Assigned task: Return the whole listing unchanged. Drop the images.

===== Dataset extract

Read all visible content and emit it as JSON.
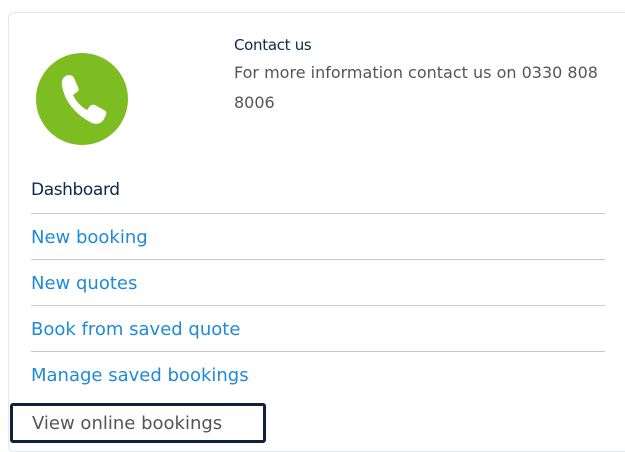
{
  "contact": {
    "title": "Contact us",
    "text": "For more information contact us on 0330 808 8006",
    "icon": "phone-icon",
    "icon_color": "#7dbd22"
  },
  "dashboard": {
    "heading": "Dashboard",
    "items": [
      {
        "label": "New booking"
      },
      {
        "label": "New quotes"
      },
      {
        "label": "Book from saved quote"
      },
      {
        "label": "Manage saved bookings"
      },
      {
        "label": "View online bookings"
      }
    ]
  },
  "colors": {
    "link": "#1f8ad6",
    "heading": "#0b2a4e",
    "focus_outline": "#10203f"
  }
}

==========

Expected output:
Read all visible content and emit it as JSON.
{
  "contact": {
    "title": "Contact us",
    "text": "For more information contact us on 0330 808 8006",
    "icon": "phone-icon",
    "icon_color": "#7dbd22"
  },
  "dashboard": {
    "heading": "Dashboard",
    "items": [
      {
        "label": "New booking"
      },
      {
        "label": "New quotes"
      },
      {
        "label": "Book from saved quote"
      },
      {
        "label": "Manage saved bookings"
      },
      {
        "label": "View online bookings"
      }
    ]
  },
  "colors": {
    "link": "#1f8ad6",
    "heading": "#0b2a4e",
    "focus_outline": "#10203f"
  }
}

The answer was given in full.